That was 2004. 12 years later there have been great efforts to work against what Jensen wrote about in his article. Matt Fradd has launched a website called The Porn Effect. There is a mobile app called Victory. There is an excellent non-profit called Fight the New Drug. There is a helpful resource called Covenant Eyes. Even celebrities like Russell Brand, Rashida Jones, Terry Crews, Hugh Grant, and Joseph Gordon-Levitt are lending their voices to ours in opposition too it. But there is still a lot to do.
I’m not saying Trump got elected solely because of porn or making assertions about who uses porn based on how they voted. I am saying, we would be remiss if we let our post-election processing period pass and no one said “We need to talk about how porn impacted the election.” People expected the released audio clip to ruin Trump’s campaign when the same content is in 88% of a legal multi-billion dollar industry. A 2010 study of 304 scenes from popular pornographic videos gives us that 88% figure. Of those scenes, 94% of the targets (or victims) were women and in only a mere 3% of the instances did the target show displeasure at the aggression.
I spent over a decade caught in the cruel edge cycle. I know from experience that how I was viewing women on a screen impacted how I saw women in real life. When I heard the Trump recordings that were released, I was once again hearing what I spent 10 years listening to through a pair of headphones. That tape might have failed in its intention to destroy his presidential campaign, but can we please use it to destroy porn’s grip on our country?
I don’t have all the answers for how we do that, but I know that little old me sitting beyond my keyboard isn’t going to get it done. It comes from all of us working together.
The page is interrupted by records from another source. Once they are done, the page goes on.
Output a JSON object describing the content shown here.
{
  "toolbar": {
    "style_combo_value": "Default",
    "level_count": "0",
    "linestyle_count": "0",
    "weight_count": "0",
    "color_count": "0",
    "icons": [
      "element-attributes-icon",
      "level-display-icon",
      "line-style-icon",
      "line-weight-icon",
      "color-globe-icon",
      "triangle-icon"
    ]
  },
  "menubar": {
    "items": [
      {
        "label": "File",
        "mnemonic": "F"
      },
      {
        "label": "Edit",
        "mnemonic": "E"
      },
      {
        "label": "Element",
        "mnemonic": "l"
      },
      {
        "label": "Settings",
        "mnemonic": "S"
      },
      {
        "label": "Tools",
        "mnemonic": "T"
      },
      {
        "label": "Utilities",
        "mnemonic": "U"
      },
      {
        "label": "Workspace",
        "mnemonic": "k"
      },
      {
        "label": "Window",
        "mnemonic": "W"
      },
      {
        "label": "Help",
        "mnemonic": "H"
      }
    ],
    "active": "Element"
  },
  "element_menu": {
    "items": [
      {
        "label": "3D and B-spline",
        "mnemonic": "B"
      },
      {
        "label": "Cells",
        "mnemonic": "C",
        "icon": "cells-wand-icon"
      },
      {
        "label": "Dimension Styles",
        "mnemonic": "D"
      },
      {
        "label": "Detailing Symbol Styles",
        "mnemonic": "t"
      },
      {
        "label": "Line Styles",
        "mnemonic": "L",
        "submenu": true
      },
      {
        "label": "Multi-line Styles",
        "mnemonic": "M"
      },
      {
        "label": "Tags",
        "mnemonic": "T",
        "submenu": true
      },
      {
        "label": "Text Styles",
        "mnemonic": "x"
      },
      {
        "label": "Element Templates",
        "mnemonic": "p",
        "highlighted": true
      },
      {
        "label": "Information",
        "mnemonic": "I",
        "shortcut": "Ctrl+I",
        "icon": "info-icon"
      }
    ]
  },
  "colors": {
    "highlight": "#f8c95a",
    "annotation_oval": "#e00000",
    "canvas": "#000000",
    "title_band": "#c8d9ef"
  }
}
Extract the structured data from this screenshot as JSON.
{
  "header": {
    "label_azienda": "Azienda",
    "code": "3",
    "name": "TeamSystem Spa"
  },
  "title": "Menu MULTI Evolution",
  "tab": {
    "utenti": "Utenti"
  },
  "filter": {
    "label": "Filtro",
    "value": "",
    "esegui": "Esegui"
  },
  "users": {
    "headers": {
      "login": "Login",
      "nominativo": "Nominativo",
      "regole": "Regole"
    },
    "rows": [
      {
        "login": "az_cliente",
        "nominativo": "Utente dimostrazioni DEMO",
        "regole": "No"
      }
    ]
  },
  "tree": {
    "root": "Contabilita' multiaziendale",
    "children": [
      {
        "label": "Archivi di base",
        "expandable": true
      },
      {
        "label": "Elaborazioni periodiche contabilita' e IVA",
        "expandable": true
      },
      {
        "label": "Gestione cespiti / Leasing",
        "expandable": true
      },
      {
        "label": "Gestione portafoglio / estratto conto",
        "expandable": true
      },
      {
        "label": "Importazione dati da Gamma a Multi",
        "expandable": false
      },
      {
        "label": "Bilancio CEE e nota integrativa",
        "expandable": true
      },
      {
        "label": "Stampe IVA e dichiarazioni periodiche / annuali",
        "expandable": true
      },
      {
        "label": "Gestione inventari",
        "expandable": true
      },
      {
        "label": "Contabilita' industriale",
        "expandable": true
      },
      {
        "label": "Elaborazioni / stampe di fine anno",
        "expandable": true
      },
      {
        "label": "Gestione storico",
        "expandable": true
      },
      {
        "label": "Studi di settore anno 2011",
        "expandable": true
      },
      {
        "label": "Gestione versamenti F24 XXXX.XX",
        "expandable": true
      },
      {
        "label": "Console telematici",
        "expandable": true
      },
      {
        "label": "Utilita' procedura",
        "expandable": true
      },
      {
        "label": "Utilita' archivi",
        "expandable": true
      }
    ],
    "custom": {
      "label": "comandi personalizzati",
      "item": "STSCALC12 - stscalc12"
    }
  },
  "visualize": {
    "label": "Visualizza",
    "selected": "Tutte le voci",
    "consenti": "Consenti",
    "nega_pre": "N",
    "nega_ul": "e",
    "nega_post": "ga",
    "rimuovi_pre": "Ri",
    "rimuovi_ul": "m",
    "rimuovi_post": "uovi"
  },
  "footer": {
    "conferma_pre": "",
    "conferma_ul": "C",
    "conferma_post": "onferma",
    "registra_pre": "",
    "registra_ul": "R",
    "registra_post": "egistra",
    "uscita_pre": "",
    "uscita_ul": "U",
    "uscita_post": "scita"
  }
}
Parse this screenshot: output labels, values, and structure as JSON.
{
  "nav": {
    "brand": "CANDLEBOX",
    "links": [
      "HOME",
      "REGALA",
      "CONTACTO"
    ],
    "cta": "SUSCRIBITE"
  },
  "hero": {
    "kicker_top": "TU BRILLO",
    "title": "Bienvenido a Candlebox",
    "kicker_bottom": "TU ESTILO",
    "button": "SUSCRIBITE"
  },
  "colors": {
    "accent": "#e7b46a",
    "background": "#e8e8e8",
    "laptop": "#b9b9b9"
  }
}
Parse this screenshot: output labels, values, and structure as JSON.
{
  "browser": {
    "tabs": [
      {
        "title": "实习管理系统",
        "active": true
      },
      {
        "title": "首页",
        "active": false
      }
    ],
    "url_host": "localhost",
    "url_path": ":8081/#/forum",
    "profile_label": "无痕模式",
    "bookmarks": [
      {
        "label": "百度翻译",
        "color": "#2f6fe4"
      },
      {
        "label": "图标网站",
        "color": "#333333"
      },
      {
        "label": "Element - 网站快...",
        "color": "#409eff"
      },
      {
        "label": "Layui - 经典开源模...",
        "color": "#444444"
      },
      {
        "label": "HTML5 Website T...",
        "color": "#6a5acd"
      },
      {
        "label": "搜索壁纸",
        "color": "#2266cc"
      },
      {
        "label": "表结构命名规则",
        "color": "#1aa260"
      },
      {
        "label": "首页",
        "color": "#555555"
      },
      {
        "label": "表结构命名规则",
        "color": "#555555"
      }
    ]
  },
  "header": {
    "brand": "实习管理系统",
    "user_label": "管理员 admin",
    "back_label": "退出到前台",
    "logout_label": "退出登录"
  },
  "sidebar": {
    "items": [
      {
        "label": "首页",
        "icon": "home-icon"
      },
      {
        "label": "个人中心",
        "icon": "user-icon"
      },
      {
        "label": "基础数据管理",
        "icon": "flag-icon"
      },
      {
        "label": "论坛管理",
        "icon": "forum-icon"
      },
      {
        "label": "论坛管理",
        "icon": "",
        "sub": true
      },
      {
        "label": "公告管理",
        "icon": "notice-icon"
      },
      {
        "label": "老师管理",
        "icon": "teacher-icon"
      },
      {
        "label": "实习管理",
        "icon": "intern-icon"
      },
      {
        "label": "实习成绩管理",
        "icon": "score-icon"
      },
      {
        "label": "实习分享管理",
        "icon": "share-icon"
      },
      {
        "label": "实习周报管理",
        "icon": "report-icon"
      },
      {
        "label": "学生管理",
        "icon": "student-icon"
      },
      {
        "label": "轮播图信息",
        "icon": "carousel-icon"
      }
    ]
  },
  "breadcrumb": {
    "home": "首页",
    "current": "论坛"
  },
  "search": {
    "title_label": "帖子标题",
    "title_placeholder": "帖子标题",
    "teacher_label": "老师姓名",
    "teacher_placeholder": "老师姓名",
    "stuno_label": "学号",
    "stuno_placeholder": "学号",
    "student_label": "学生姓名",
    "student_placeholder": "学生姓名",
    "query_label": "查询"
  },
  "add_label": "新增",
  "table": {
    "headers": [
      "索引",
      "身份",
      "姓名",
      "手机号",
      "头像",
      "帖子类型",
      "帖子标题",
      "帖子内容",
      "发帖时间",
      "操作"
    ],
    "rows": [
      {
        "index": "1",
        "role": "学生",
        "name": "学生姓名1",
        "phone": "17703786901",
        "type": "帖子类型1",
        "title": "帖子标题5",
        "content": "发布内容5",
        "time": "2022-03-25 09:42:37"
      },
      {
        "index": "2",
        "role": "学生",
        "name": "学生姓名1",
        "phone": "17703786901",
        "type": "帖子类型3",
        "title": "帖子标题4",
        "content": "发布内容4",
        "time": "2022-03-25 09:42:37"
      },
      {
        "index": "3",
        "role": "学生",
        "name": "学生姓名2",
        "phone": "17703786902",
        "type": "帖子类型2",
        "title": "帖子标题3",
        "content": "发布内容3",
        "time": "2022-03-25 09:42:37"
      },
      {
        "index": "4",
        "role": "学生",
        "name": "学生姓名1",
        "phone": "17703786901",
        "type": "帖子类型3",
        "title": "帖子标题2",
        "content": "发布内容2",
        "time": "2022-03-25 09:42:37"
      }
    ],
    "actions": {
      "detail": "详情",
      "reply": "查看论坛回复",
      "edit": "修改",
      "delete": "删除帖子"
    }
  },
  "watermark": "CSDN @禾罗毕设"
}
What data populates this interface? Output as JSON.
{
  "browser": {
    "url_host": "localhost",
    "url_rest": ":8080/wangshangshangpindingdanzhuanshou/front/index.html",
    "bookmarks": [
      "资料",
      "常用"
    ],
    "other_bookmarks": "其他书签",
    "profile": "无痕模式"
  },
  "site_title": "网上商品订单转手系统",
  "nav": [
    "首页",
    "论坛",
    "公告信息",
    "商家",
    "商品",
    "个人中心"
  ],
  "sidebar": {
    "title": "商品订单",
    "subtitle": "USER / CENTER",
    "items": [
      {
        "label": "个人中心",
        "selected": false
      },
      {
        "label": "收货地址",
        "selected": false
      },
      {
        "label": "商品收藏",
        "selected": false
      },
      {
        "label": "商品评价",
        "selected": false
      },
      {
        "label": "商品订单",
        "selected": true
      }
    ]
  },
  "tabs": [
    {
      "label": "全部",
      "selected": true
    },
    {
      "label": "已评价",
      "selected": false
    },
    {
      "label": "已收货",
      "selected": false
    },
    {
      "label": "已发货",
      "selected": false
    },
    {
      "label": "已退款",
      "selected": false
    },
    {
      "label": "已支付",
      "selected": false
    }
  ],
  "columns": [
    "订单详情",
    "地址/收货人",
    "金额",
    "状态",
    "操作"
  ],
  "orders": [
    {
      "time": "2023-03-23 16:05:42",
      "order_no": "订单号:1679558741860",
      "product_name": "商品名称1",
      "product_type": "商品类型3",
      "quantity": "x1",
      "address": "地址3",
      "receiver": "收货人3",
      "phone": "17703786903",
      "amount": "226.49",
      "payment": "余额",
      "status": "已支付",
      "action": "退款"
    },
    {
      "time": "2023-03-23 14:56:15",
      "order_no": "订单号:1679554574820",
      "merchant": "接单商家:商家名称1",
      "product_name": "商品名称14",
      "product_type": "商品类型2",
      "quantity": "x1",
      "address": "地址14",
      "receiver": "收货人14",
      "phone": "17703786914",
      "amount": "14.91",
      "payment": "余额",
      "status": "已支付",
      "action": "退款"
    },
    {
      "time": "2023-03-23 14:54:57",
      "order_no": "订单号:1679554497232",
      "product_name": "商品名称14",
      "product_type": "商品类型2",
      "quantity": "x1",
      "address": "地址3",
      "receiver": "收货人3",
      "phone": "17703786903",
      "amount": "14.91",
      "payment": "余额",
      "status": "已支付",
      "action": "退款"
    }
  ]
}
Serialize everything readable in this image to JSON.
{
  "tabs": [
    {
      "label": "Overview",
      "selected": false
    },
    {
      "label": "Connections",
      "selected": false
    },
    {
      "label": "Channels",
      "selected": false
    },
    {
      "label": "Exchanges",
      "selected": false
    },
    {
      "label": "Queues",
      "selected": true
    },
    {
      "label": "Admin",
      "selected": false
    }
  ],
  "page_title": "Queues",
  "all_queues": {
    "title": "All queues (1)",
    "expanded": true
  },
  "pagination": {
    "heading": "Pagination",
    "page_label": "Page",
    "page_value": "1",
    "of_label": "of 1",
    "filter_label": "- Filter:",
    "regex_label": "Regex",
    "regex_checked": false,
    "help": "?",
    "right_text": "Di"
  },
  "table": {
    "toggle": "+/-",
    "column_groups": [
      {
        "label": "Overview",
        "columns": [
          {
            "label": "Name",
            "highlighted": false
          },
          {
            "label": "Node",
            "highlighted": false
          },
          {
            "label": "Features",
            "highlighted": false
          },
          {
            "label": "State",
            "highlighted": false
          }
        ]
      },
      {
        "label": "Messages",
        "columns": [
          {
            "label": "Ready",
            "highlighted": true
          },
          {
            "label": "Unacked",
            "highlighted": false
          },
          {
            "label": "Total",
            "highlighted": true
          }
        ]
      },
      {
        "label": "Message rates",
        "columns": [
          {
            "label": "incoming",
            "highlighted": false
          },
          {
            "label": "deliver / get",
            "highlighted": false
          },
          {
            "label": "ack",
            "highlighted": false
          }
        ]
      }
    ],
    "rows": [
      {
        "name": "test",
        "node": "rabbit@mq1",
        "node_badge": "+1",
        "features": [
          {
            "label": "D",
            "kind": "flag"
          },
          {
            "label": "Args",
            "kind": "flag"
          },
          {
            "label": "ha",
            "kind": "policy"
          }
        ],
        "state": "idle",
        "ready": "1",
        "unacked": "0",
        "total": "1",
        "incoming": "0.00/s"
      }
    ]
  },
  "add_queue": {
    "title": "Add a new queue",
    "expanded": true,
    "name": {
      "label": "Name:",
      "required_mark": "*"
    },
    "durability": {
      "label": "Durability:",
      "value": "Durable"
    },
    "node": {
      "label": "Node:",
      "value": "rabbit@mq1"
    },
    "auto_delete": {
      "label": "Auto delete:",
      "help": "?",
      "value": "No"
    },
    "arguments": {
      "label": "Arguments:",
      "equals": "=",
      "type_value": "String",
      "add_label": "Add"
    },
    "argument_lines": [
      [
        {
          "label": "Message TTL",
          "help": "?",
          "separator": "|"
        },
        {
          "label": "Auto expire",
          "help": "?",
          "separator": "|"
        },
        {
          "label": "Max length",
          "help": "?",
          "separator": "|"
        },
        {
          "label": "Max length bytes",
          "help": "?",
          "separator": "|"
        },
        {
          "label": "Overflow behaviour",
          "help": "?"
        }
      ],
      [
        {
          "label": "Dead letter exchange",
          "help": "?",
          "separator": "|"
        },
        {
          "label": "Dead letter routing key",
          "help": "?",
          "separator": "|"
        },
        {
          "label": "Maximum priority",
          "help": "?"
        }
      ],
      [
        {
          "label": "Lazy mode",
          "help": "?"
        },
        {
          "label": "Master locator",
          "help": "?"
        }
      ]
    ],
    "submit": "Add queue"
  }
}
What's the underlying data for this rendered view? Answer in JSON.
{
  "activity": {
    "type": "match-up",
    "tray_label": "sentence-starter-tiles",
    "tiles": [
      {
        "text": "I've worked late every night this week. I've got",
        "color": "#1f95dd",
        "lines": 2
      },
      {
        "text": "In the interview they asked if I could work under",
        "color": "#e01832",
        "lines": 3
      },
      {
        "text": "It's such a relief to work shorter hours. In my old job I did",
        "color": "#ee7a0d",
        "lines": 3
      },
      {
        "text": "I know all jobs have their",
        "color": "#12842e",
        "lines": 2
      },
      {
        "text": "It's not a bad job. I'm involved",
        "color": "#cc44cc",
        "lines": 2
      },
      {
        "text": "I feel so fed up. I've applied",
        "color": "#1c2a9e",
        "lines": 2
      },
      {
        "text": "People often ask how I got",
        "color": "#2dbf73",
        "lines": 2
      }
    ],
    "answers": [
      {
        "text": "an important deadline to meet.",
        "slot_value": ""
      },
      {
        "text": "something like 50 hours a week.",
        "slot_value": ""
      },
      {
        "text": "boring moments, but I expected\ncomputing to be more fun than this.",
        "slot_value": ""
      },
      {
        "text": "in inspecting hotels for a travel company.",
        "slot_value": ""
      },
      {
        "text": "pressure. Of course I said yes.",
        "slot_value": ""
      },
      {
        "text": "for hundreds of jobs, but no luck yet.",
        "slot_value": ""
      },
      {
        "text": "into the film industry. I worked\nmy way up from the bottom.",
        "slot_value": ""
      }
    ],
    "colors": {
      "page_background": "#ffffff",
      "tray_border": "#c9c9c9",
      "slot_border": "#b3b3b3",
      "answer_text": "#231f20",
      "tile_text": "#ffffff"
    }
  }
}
This was made clear to me by a dear friend who challenged me that my original post put out a plea, but not a challenge. She was right. This post was one of the most emotionally exhausting things I’ve written and I think I just stopped. But I don’t want it to stop there.
I want people:
- to talk about porn and ask about it.
- to bring their struggles and victories against porn into the light.
- to speak honestly and fearless about how porn has hurt them.
- to be able to say to their friends, “I’m struggling with this, can you help”.
- to use the resources above to educate themselves.
- to do their own research and come to their own conclusions.
- to include pornography in the conversation when we talk about a ‘rape culture’ especially on college campuses.
- to ask, “Are Porn and sex trafficking linked?”
- to hear Russell Brand quoting Pope John Paul II about porn showing too little and realize that this transcends some kind of religious/secular boundary.
- to get past the ‘boys will be boys’ mindset, and that includes being real about porn.
- to know that they don’t have to ‘just get over it’ if their boyfriend, girlfriend, husband, or wife uses pornography.
I wrote about Porn and the Election, not because I have any data to give you a definite answer. I wrote about it because we need to talk about porn.
We need to talk about the fact: that sexism is ingested in staggering numbers through internet porn (4,392,486,580 hours were watched from one site alone, in just 2015). That even as people use the potentially sexist “she’s somebody’s, sister, mother, etc” to try and encourage respect for women, our country’s top porn search in 2015 was ‘Step-mom’ (with ‘Step-sister’ coming in seventh place). That any kid with internet has access to free porn sites that contain categories “such as ‘extreme brutal gang bang,’ ’18 and abused,’ and ‘crying teen.’”
I don’t know what you need to do. Maybe you are hooked and struggling. Maybe you have a story of hurt or betrayal to share. Or maybe you have a story of triumph with which to encourage others.
But I know what we need to do. We need to talk about this. We need to be real about this. Comment, like, share, refute, whatever.
Share your story.
Get involved with Fight the New Drug or get on the Porn Effect’s Forum.
At the very least, please, just start asking questions about whether or not porn is good for our brains, our relationships, our marriages, our families, and even our elections.